INSTRUCTIONS FOR THE TASK =
Copy out every line of the records where the string "What" occurs.

┌─ INFORMATION PROVIDED

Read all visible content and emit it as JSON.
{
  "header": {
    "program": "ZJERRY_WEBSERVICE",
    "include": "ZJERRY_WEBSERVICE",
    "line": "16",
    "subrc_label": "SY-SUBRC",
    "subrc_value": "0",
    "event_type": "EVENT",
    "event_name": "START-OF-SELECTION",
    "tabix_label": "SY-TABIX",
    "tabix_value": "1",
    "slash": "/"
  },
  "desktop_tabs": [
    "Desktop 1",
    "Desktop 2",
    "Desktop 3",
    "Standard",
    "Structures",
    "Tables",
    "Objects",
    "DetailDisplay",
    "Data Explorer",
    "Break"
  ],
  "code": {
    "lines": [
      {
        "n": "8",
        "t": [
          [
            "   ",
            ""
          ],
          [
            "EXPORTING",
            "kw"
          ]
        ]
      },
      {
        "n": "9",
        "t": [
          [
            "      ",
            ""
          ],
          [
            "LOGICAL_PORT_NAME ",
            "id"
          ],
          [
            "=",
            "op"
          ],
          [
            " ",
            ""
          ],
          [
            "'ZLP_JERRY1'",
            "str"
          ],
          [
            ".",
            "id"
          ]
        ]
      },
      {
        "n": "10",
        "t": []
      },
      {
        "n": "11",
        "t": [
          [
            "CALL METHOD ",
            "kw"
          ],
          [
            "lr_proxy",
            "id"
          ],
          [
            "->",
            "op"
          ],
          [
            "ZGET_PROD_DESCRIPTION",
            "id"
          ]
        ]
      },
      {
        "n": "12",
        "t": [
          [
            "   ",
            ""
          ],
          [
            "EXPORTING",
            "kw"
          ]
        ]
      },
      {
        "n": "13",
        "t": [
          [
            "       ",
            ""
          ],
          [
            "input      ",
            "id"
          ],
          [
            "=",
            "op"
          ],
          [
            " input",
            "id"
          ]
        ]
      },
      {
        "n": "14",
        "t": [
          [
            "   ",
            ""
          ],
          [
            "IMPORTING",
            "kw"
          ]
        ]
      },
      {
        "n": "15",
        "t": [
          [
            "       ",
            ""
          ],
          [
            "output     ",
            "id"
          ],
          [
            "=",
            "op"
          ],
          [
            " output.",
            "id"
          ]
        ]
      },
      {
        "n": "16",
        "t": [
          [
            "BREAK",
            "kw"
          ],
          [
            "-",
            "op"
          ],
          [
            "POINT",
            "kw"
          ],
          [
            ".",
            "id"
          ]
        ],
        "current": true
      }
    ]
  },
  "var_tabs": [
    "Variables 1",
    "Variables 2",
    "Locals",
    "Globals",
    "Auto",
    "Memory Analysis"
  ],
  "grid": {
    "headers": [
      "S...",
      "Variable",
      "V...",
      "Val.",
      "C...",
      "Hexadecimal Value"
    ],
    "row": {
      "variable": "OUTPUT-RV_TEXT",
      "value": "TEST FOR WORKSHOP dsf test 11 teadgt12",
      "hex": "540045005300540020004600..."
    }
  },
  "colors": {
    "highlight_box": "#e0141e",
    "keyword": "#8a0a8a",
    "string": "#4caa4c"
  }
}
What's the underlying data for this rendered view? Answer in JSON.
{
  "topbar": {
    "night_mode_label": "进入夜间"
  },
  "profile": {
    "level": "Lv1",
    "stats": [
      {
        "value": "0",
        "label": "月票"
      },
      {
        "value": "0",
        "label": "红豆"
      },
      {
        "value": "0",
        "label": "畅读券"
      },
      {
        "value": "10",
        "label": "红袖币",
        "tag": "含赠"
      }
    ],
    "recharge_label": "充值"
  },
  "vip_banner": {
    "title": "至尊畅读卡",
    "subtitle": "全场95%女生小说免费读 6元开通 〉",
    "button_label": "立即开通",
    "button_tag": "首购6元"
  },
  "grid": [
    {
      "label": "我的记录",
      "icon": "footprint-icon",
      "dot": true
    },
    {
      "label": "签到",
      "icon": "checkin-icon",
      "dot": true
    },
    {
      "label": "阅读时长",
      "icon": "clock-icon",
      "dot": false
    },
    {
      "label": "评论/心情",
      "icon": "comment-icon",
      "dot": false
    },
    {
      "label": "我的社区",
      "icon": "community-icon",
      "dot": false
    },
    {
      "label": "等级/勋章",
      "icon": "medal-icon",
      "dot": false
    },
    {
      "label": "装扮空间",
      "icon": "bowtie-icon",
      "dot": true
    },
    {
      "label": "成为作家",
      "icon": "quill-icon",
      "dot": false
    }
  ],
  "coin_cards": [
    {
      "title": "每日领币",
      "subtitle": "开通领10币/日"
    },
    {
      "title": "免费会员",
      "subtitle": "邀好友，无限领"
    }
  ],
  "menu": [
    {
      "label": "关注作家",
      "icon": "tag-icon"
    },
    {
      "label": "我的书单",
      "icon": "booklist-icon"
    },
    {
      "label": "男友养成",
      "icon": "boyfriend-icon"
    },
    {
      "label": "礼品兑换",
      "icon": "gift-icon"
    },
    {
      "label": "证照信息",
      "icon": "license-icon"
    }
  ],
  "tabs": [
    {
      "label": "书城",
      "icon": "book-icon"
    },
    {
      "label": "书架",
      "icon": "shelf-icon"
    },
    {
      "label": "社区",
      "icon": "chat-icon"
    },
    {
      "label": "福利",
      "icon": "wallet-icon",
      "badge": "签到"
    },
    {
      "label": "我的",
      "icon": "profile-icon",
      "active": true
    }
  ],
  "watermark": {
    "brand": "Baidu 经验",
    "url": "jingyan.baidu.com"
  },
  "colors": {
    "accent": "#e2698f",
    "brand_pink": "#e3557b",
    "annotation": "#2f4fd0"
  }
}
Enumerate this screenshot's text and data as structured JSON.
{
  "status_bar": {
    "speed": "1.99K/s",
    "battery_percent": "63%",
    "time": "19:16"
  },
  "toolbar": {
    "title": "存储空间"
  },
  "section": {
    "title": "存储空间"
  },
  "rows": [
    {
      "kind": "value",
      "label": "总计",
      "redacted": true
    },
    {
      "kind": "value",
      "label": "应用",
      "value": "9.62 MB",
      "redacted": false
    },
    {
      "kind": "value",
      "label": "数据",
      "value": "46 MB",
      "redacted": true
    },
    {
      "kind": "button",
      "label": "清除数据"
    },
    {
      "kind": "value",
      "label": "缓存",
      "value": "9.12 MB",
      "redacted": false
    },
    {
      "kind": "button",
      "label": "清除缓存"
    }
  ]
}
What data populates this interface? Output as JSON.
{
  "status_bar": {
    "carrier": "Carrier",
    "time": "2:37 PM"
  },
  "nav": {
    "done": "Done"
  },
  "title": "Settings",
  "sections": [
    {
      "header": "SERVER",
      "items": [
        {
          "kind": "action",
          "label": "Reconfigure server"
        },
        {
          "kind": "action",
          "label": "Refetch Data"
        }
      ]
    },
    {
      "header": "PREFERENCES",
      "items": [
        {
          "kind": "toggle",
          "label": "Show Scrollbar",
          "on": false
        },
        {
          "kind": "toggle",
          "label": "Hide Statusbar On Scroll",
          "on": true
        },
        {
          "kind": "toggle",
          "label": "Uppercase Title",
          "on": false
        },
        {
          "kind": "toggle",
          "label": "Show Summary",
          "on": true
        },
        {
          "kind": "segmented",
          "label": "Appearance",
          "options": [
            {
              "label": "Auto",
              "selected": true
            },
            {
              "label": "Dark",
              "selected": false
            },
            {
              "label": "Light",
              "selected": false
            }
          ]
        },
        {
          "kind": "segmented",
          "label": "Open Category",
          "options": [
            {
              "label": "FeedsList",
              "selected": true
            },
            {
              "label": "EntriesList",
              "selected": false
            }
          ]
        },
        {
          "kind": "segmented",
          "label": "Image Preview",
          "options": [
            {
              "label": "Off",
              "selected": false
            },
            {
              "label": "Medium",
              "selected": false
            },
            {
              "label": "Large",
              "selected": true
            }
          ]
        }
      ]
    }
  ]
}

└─

ANSWER =
What's the underlying data for this rendered view? Answer in JSON.
What data populates this interface? Output as JSON.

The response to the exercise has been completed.